## Task
Print each entry below precisely as shown.

## The records

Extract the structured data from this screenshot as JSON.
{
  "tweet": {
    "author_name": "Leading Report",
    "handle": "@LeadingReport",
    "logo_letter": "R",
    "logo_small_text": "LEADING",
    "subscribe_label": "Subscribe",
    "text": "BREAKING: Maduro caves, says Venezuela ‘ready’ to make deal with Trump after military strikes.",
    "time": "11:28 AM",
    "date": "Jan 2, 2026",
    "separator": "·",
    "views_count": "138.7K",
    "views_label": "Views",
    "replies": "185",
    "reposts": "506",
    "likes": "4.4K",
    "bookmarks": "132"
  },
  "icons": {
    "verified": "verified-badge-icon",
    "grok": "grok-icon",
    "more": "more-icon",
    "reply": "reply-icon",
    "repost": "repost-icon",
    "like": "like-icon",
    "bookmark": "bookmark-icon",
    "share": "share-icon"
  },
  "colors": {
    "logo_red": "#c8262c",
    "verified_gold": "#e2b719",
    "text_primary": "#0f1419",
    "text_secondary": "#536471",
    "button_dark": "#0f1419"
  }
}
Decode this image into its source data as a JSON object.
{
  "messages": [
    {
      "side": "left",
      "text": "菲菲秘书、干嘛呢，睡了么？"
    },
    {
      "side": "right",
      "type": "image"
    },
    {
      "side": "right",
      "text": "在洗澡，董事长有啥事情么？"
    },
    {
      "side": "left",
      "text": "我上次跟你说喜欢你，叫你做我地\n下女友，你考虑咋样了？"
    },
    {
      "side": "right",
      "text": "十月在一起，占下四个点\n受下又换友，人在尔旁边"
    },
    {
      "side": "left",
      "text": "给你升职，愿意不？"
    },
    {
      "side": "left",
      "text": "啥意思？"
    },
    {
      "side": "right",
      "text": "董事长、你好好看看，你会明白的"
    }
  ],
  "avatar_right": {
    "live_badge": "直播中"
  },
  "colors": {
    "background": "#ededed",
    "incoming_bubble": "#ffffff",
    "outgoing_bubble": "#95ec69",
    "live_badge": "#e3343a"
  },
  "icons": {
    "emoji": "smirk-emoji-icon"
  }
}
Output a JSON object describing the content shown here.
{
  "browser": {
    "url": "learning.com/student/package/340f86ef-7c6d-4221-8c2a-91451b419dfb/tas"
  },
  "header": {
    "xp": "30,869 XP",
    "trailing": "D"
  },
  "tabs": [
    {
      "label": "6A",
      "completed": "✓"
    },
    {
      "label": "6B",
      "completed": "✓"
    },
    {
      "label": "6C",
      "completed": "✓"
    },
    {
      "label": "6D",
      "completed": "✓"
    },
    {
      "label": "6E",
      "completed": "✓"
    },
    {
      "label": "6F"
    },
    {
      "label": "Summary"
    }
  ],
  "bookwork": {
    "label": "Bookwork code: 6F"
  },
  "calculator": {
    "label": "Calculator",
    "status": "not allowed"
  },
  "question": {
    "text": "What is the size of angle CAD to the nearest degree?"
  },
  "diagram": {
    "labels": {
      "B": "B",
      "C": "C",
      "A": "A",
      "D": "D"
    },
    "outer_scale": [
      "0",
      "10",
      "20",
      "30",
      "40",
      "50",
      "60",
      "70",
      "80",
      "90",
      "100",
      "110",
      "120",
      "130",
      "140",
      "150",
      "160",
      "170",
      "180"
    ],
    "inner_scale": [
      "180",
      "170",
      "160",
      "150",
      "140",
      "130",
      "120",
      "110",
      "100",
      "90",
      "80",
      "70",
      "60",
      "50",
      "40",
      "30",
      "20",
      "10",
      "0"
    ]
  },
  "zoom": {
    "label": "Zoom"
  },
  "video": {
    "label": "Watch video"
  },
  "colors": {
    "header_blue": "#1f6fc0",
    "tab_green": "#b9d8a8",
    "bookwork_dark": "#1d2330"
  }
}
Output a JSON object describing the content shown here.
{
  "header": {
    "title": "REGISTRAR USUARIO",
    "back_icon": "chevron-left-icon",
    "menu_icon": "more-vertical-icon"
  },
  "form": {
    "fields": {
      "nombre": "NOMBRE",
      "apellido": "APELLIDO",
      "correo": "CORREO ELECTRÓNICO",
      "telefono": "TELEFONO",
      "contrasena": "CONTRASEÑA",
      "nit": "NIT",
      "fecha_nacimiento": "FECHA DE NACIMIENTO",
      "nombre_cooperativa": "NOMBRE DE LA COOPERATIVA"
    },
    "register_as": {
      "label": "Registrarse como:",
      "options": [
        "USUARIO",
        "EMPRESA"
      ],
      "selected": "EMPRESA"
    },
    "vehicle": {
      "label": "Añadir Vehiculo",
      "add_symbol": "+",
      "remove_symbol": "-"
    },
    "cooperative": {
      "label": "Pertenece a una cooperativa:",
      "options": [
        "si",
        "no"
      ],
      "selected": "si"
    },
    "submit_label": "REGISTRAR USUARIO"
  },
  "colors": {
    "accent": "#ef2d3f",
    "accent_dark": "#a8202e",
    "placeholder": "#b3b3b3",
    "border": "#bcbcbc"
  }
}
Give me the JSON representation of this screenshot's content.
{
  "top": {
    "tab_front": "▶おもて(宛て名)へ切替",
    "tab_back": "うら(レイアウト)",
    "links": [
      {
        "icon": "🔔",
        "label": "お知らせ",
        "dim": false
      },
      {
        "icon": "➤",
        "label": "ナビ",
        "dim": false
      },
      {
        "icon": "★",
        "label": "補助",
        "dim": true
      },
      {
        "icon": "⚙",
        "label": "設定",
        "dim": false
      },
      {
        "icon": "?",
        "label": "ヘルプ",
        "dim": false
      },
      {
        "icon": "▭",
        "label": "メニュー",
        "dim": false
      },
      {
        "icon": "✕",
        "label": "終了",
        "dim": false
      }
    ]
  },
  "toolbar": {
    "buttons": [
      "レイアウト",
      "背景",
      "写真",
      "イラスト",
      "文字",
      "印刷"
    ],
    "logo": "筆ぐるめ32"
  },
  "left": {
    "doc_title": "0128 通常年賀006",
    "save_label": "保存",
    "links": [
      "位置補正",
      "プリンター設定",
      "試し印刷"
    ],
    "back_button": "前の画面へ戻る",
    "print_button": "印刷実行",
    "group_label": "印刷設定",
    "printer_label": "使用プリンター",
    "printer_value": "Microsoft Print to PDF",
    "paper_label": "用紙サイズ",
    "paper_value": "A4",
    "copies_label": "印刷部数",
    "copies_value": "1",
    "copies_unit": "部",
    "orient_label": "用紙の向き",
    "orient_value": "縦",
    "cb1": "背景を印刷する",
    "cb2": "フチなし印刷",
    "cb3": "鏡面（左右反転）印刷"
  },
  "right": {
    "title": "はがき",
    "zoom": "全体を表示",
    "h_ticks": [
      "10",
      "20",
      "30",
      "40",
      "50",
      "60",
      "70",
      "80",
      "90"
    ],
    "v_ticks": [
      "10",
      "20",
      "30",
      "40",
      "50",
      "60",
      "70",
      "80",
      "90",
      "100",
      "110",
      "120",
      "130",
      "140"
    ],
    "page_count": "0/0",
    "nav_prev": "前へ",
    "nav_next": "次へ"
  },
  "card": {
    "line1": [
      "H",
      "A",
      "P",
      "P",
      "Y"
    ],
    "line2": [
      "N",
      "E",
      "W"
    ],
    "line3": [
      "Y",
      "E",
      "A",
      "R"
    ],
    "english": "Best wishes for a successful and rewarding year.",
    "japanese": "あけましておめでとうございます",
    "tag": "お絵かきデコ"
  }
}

## Exercise response
Extract the structured data from this screenshot as JSON.
{
  "tweet": {
    "author_name": "Leading Report",
    "handle": "@LeadingReport",
    "logo_letter": "R",
    "logo_small_text": "LEADING",
    "subscribe_label": "Subscribe",
    "text": "BREAKING: Maduro caves, says Venezuela ‘ready’ to make deal with Trump after military strikes.",
    "time": "11:28 AM",
    "date": "Jan 2, 2026",
    "separator": "·",
    "views_count": "138.7K",
    "views_label": "Views",
    "replies": "185",
    "reposts": "506",
    "likes": "4.4K",
    "bookmarks": "132"
  },
  "icons": {
    "verified": "verified-badge-icon",
    "grok": "grok-icon",
    "more": "more-icon",
    "reply": "reply-icon",
    "repost": "repost-icon",
    "like": "like-icon",
    "bookmark": "bookmark-icon",
    "share": "share-icon"
  },
  "colors": {
    "logo_red": "#c8262c",
    "verified_gold": "#e2b719",
    "text_primary": "#0f1419",
    "text_secondary": "#536471",
    "button_dark": "#0f1419"
  }
}
Decode this image into its source data as a JSON object.
{
  "messages": [
    {
      "side": "left",
      "text": "菲菲秘书、干嘛呢，睡了么？"
    },
    {
      "side": "right",
      "type": "image"
    },
    {
      "side": "right",
      "text": "在洗澡，董事长有啥事情么？"
    },
    {
      "side": "left",
      "text": "我上次跟你说喜欢你，叫你做我地\n下女友，你考虑咋样了？"
    },
    {
      "side": "right",
      "text": "十月在一起，占下四个点\n受下又换友，人在尔旁边"
    },
    {
      "side": "left",
      "text": "给你升职，愿意不？"
    },
    {
      "side": "left",
      "text": "啥意思？"
    },
    {
      "side": "right",
      "text": "董事长、你好好看看，你会明白的"
    }
  ],
  "avatar_right": {
    "live_badge": "直播中"
  },
  "colors": {
    "background": "#ededed",
    "incoming_bubble": "#ffffff",
    "outgoing_bubble": "#95ec69",
    "live_badge": "#e3343a"
  },
  "icons": {
    "emoji": "smirk-emoji-icon"
  }
}
Output a JSON object describing the content shown here.
{
  "browser": {
    "url": "learning.com/student/package/340f86ef-7c6d-4221-8c2a-91451b419dfb/tas"
  },
  "header": {
    "xp": "30,869 XP",
    "trailing": "D"
  },
  "tabs": [
    {
      "label": "6A",
      "completed": "✓"
    },
    {
      "label": "6B",
      "completed": "✓"
    },
    {
      "label": "6C",
      "completed": "✓"
    },
    {
      "label": "6D",
      "completed": "✓"
    },
    {
      "label": "6E",
      "completed": "✓"
    },
    {
      "label": "6F"
    },
    {
      "label": "Summary"
    }
  ],
  "bookwork": {
    "label": "Bookwork code: 6F"
  },
  "calculator": {
    "label": "Calculator",
    "status": "not allowed"
  },
  "question": {
    "text": "What is the size of angle CAD to the nearest degree?"
  },
  "diagram": {
    "labels": {
      "B": "B",
      "C": "C",
      "A": "A",
      "D": "D"
    },
    "outer_scale": [
      "0",
      "10",
      "20",
      "30",
      "40",
      "50",
      "60",
      "70",
      "80",
      "90",
      "100",
      "110",
      "120",
      "130",
      "140",
      "150",
      "160",
      "170",
      "180"
    ],
    "inner_scale": [
      "180",
      "170",
      "160",
      "150",
      "140",
      "130",
      "120",
      "110",
      "100",
      "90",
      "80",
      "70",
      "60",
      "50",
      "40",
      "30",
      "20",
      "10",
      "0"
    ]
  },
  "zoom": {
    "label": "Zoom"
  },
  "video": {
    "label": "Watch video"
  },
  "colors": {
    "header_blue": "#1f6fc0",
    "tab_green": "#b9d8a8",
    "bookwork_dark": "#1d2330"
  }
}
Output a JSON object describing the content shown here.
{
  "header": {
    "title": "REGISTRAR USUARIO",
    "back_icon": "chevron-left-icon",
    "menu_icon": "more-vertical-icon"
  },
  "form": {
    "fields": {
      "nombre": "NOMBRE",
      "apellido": "APELLIDO",
      "correo": "CORREO ELECTRÓNICO",
      "telefono": "TELEFONO",
      "contrasena": "CONTRASEÑA",
      "nit": "NIT",
      "fecha_nacimiento": "FECHA DE NACIMIENTO",
      "nombre_cooperativa": "NOMBRE DE LA COOPERATIVA"
    },
    "register_as": {
      "label": "Registrarse como:",
      "options": [
        "USUARIO",
        "EMPRESA"
      ],
      "selected": "EMPRESA"
    },
    "vehicle": {
      "label": "Añadir Vehiculo",
      "add_symbol": "+",
      "remove_symbol": "-"
    },
    "cooperative": {
      "label": "Pertenece a una cooperativa:",
      "options": [
        "si",
        "no"
      ],
      "selected": "si"
    },
    "submit_label": "REGISTRAR USUARIO"
  },
  "colors": {
    "accent": "#ef2d3f",
    "accent_dark": "#a8202e",
    "placeholder": "#b3b3b3",
    "border": "#bcbcbc"
  }
}
Give me the JSON representation of this screenshot's content.
{
  "top": {
    "tab_front": "▶おもて(宛て名)へ切替",
    "tab_back": "うら(レイアウト)",
    "links": [
      {
        "icon": "🔔",
        "label": "お知らせ",
        "dim": false
      },
      {
        "icon": "➤",
        "label": "ナビ",
        "dim": false
      },
      {
        "icon": "★",
        "label": "補助",
        "dim": true
      },
      {
        "icon": "⚙",
        "label": "設定",
        "dim": false
      },
      {
        "icon": "?",
        "label": "ヘルプ",
        "dim": false
      },
      {
        "icon": "▭",
        "label": "メニュー",
        "dim": false
      },
      {
        "icon": "✕",
        "label": "終了",
        "dim": false
      }
    ]
  },
  "toolbar": {
    "buttons": [
      "レイアウト",
      "背景",
      "写真",
      "イラスト",
      "文字",
      "印刷"
    ],
    "logo": "筆ぐるめ32"
  },
  "left": {
    "doc_title": "0128 通常年賀006",
    "save_label": "保存",
    "links": [
      "位置補正",
      "プリンター設定",
      "試し印刷"
    ],
    "back_button": "前の画面へ戻る",
    "print_button": "印刷実行",
    "group_label": "印刷設定",
    "printer_label": "使用プリンター",
    "printer_value": "Microsoft Print to PDF",
    "paper_label": "用紙サイズ",
    "paper_value": "A4",
    "copies_label": "印刷部数",
    "copies_value": "1",
    "copies_unit": "部",
    "orient_label": "用紙の向き",
    "orient_value": "縦",
    "cb1": "背景を印刷する",
    "cb2": "フチなし印刷",
    "cb3": "鏡面（左右反転）印刷"
  },
  "right": {
    "title": "はがき",
    "zoom": "全体を表示",
    "h_ticks": [
      "10",
      "20",
      "30",
      "40",
      "50",
      "60",
      "70",
      "80",
      "90"
    ],
    "v_ticks": [
      "10",
      "20",
      "30",
      "40",
      "50",
      "60",
      "70",
      "80",
      "90",
      "100",
      "110",
      "120",
      "130",
      "140"
    ],
    "page_count": "0/0",
    "nav_prev": "前へ",
    "nav_next": "次へ"
  },
  "card": {
    "line1": [
      "H",
      "A",
      "P",
      "P",
      "Y"
    ],
    "line2": [
      "N",
      "E",
      "W"
    ],
    "line3": [
      "Y",
      "E",
      "A",
      "R"
    ],
    "english": "Best wishes for a successful and rewarding year.",
    "japanese": "あけましておめでとうございます",
    "tag": "お絵かきデコ"
  }
}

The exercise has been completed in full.